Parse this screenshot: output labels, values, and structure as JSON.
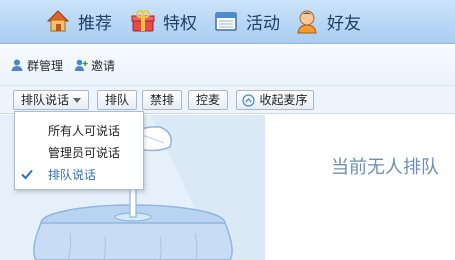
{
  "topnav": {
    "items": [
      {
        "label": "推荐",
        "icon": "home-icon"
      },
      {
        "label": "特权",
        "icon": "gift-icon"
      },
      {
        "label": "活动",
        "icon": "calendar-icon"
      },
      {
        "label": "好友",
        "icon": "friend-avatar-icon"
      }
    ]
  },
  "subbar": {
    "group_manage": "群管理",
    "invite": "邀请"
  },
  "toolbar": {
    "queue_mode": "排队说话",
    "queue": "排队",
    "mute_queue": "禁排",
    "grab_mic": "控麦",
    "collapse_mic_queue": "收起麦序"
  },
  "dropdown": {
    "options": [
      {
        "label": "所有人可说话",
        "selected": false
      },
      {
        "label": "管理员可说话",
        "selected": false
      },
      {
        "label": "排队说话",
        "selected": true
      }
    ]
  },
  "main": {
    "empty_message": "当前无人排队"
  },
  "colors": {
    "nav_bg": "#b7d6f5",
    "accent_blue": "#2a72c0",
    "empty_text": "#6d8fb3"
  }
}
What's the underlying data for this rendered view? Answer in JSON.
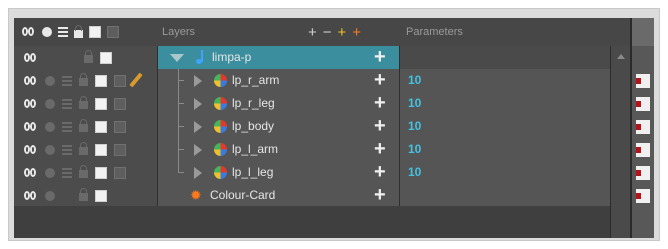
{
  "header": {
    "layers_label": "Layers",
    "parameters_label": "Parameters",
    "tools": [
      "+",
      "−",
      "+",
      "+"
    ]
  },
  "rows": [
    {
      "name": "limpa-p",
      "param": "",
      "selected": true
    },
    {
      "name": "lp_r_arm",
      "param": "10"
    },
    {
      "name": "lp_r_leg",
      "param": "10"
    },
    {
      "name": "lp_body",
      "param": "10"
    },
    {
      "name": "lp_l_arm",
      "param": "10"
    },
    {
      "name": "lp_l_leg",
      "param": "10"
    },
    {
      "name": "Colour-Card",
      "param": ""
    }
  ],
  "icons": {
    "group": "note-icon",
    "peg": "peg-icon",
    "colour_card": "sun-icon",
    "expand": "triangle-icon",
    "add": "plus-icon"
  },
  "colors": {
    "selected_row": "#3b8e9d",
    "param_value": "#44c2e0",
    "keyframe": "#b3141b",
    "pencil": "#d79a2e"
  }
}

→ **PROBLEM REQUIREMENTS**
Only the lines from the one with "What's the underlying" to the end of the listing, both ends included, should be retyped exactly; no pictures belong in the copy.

→ **SOLUTION**
What's the underlying data for this rendered view? Answer in JSON.
{
  "header": {
    "layers_label": "Layers",
    "parameters_label": "Parameters",
    "tools": [
      "+",
      "−",
      "+",
      "+"
    ]
  },
  "rows": [
    {
      "name": "limpa-p",
      "param": "",
      "selected": true
    },
    {
      "name": "lp_r_arm",
      "param": "10"
    },
    {
      "name": "lp_r_leg",
      "param": "10"
    },
    {
      "name": "lp_body",
      "param": "10"
    },
    {
      "name": "lp_l_arm",
      "param": "10"
    },
    {
      "name": "lp_l_leg",
      "param": "10"
    },
    {
      "name": "Colour-Card",
      "param": ""
    }
  ],
  "icons": {
    "group": "note-icon",
    "peg": "peg-icon",
    "colour_card": "sun-icon",
    "expand": "triangle-icon",
    "add": "plus-icon"
  },
  "colors": {
    "selected_row": "#3b8e9d",
    "param_value": "#44c2e0",
    "keyframe": "#b3141b",
    "pencil": "#d79a2e"
  }
}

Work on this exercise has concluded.